Some private employers request credit history information for their applicants. Having a poor credit history might be a barrier to employment in certain types of jobs such as in the financial sector.
However, Delaware’s ban-the-box law prohibits public employers from requesting credit history information from applicants until they have been interviewed and have received conditional offers of employment.
False Employment History
Some applicants falsely report past employment information to try to appear as if they have more experience than they do or to hide gaps in employment. Applicants who lie about their past employment histories are unlikely to be hired.
False Education Claims
Similarly, some applicants lie about where they have attended college and whether they have earned specific degrees or certifications. Lying about these types of things will likely result in a negative employment decision.
Poor Driving Record
Applicants who apply for jobs that require them to drive, e.g. truck drivers, might be turned down for jobs when they have problematic driving records. This is because the companies might not be able to insure them and might face increased risks if they hire them.
Failed Drug Test
Employers that request pre-employment drug tests for candidates as a condition of employment will likely not agree to hire applicants who fail pre-employment drug screens.
How Much Does a Background Check Cost in Delaware?
If you request a fingerprint-based check through the Delaware State Police, you will have to pay a fee of $52 per report.
However, the information will be limited to Delaware state criminal history information and will not include other important information about your applicants.
Some online vendors advertise free Delaware background checks. However, you should avoid using these providers for employment purposes as they often report inaccurate and outdated information.
The information they report also might not comply with the requirements of the FCRA and state laws, exposing you to liability if you rely on these types of providers.
The best approach is to partner with a reputable, reliable, FCRA-compliant pre-employment background check provider like iprospectcheck.
We complete tailored employment background checks for employers in Delaware, so you can choose only the types of information you need.
We offer several packages at different prices and a broad menu of other services and reports, including pre-employment drug screening.
The steep volume discounts for employers ordering 50 or more background check reports per year benefit many companies. To obtain a free, no-obligation quote, call iprospectcheck today.
How Long Does a Background Check Take in Delaware?
Most employers need to make fast hiring decisions and do not have a lot of time to wait for employment background check information.
If you attempt to conduct background checks by submitting individual requests to multiple state agencies, past employers, and educational institutions, the process could take weeks before you receive all of the required information.
When you work with iprospectcheck, you can save time. We return background check information quickly, providing reports to our clients in as little as a few hours.
iprospectcheck: Your Trusted Partner for Fast, Accurate, Compliant Delaware Background Checks
Conducting comprehensive, up-to-date, and accurate pre-employment background checks in Delaware is critical for employers. To complete an FCRA-compliant background check, you will need access to multiple databases to obtain relevant information about your applicants’ backgrounds.
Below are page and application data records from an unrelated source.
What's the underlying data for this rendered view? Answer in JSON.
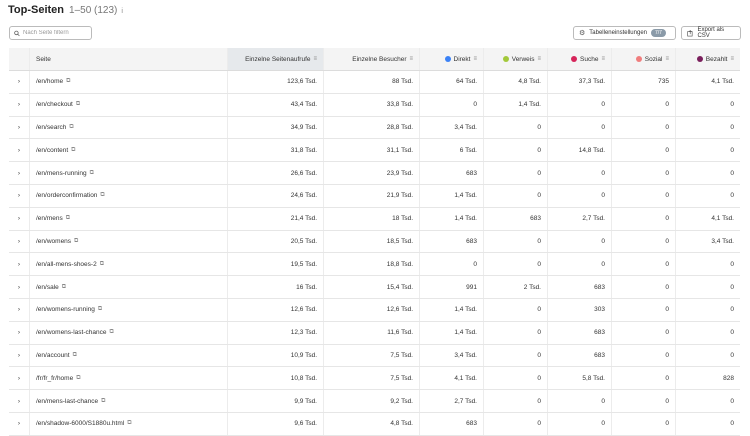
{
  "header": {
    "title": "Top-Seiten",
    "range": "1–50 (123)",
    "info": "i"
  },
  "search": {
    "placeholder": "Nach Seite filtern"
  },
  "buttons": {
    "table_settings": "Tabelleneinstellungen",
    "table_settings_count": "7/7",
    "export": "Export als CSV"
  },
  "columns": {
    "page": "Seite",
    "pageviews": "Einzelne Seitenaufrufe",
    "visitors": "Einzelne Besucher",
    "direct": "Direkt",
    "referral": "Verweis",
    "search": "Suche",
    "social": "Sozial",
    "paid": "Bezahlt"
  },
  "colors": {
    "direct": "#3b82f6",
    "referral": "#a3c93a",
    "search": "#d6245a",
    "social": "#f07d7d",
    "paid": "#7a1f5c"
  },
  "icons": {
    "expand": "chevron-right-icon",
    "external": "external-link-icon",
    "search": "search-icon",
    "settings": "gear-icon",
    "export": "export-icon",
    "sort": "sort-icon"
  },
  "rows": [
    {
      "page": "/en/home",
      "pv": "123,6 Tsd.",
      "v": "88 Tsd.",
      "d": "64 Tsd.",
      "r": "4,8 Tsd.",
      "s": "37,3 Tsd.",
      "so": "735",
      "b": "4,1 Tsd."
    },
    {
      "page": "/en/checkout",
      "pv": "43,4 Tsd.",
      "v": "33,8 Tsd.",
      "d": "0",
      "r": "1,4 Tsd.",
      "s": "0",
      "so": "0",
      "b": "0"
    },
    {
      "page": "/en/search",
      "pv": "34,9 Tsd.",
      "v": "28,8 Tsd.",
      "d": "3,4 Tsd.",
      "r": "0",
      "s": "0",
      "so": "0",
      "b": "0"
    },
    {
      "page": "/en/content",
      "pv": "31,8 Tsd.",
      "v": "31,1 Tsd.",
      "d": "6 Tsd.",
      "r": "0",
      "s": "14,8 Tsd.",
      "so": "0",
      "b": "0"
    },
    {
      "page": "/en/mens-running",
      "pv": "26,6 Tsd.",
      "v": "23,9 Tsd.",
      "d": "683",
      "r": "0",
      "s": "0",
      "so": "0",
      "b": "0"
    },
    {
      "page": "/en/orderconfirmation",
      "pv": "24,6 Tsd.",
      "v": "21,9 Tsd.",
      "d": "1,4 Tsd.",
      "r": "0",
      "s": "0",
      "so": "0",
      "b": "0"
    },
    {
      "page": "/en/mens",
      "pv": "21,4 Tsd.",
      "v": "18 Tsd.",
      "d": "1,4 Tsd.",
      "r": "683",
      "s": "2,7 Tsd.",
      "so": "0",
      "b": "4,1 Tsd."
    },
    {
      "page": "/en/womens",
      "pv": "20,5 Tsd.",
      "v": "18,5 Tsd.",
      "d": "683",
      "r": "0",
      "s": "0",
      "so": "0",
      "b": "3,4 Tsd."
    },
    {
      "page": "/en/all-mens-shoes-2",
      "pv": "19,5 Tsd.",
      "v": "18,8 Tsd.",
      "d": "0",
      "r": "0",
      "s": "0",
      "so": "0",
      "b": "0"
    },
    {
      "page": "/en/sale",
      "pv": "16 Tsd.",
      "v": "15,4 Tsd.",
      "d": "991",
      "r": "2 Tsd.",
      "s": "683",
      "so": "0",
      "b": "0"
    },
    {
      "page": "/en/womens-running",
      "pv": "12,6 Tsd.",
      "v": "12,6 Tsd.",
      "d": "1,4 Tsd.",
      "r": "0",
      "s": "303",
      "so": "0",
      "b": "0"
    },
    {
      "page": "/en/womens-last-chance",
      "pv": "12,3 Tsd.",
      "v": "11,6 Tsd.",
      "d": "1,4 Tsd.",
      "r": "0",
      "s": "683",
      "so": "0",
      "b": "0"
    },
    {
      "page": "/en/account",
      "pv": "10,9 Tsd.",
      "v": "7,5 Tsd.",
      "d": "3,4 Tsd.",
      "r": "0",
      "s": "683",
      "so": "0",
      "b": "0"
    },
    {
      "page": "/fr/fr_fr/home",
      "pv": "10,8 Tsd.",
      "v": "7,5 Tsd.",
      "d": "4,1 Tsd.",
      "r": "0",
      "s": "5,8 Tsd.",
      "so": "0",
      "b": "828"
    },
    {
      "page": "/en/mens-last-chance",
      "pv": "9,9 Tsd.",
      "v": "9,2 Tsd.",
      "d": "2,7 Tsd.",
      "r": "0",
      "s": "0",
      "so": "0",
      "b": "0"
    },
    {
      "page": "/en/shadow-6000/S1880u.html",
      "pv": "9,6 Tsd.",
      "v": "4,8 Tsd.",
      "d": "683",
      "r": "0",
      "s": "0",
      "so": "0",
      "b": "0"
    }
  ]
}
By working with iprospectcheck, you can take advantage of our extensive access to reliable databases and highly skilled employees. We know how to quickly gather and assess critical background data for applicants in Delaware.
We always are available to answer questions as they arise and are based in the U.S. We also understand the importance of confidentiality and privacy and do everything we can to protect our clients’ sensitive data.
To learn more and to receive a no-obligation, free consultation, contact iprospectcheck today.
DISCLAIMER: The resources provided here are for educational purposes only and do not constitute legal advice. Consult your counsel if you have legal questions related to your specific practices and compliance with applicable laws.